The croissant wasn’t much to look at, but it tasted surprisingly good. Meanwhile, the chicken fried rice was larger, although it consisted of mostly rice. The few pieces of chicken that were included were good. Both entrees were served with a side of sliced fruit.
Drinks were served along with lunch and included the standard options: sodas, juices, coffee or tea. The coffee that I had was surprisingly some of the better coffee that I’ve had on a long-haul flight.
I wanted to like this flight. After all, flying on the Dreamliner in Main Cabin Extra was one of the draws for us to book this itinerary. However, our experience was certainly a mixed bag.
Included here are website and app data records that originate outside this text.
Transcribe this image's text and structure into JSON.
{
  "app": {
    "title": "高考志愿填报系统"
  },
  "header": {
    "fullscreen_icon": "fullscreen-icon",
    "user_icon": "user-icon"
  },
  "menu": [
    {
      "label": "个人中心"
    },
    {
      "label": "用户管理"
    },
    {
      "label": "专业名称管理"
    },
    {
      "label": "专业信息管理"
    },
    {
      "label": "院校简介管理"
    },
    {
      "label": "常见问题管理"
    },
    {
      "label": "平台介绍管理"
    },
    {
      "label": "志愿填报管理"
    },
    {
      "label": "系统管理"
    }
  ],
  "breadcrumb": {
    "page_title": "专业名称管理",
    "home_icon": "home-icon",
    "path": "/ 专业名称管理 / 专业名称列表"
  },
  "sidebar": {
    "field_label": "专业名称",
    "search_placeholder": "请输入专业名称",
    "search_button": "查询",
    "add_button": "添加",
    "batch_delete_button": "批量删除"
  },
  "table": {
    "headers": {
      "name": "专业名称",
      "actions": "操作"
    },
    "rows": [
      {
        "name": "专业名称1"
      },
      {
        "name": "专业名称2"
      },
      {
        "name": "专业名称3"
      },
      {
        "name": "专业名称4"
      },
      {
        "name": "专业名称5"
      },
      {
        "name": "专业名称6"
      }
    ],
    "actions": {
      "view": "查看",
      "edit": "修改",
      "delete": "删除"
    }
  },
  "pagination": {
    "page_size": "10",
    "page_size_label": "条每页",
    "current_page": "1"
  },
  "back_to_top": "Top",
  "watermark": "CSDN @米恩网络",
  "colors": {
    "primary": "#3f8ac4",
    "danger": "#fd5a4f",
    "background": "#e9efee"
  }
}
The Dreamliner seats are too narrow and the armrests and headrests are too low for me — and probably many others. However, the seats reclined surprisingly far and we were both able to sleep comfortably. We both arrived feeling surprisingly good, despite the time difference and sleeping “overnight” on the plane. On reflection, these could’ve certainly been due to the advanced design of the Dreamliner.
The IFE system was top-notch, providing a never-ending variety of movies and tv shows for any taste. And with some notable exceptions, the food was reasonably good. And, despite boarding in Shanghai without knowing that our bags had made the transfer, our bags did arrive in Dallas on this flight.
However, the biggest drawback from this flight was the lack of service. I’ve now flown economy on over 171 segments on 25 different carriers in the last decade (including 19 long-haul flights on nine carriers). This experience certainly lands toward the bottom. I know that the FAs are there “for your safety,” but their surly attitude toward passengers and utter lack of service for a majority of the flight was hard to justify. With long-haul flights on American Airlines in my future, let’s hope that this was a fluke!
Have you flown in Main Cabin Extra on American’s Dreamliner? Share your experience in the comments below!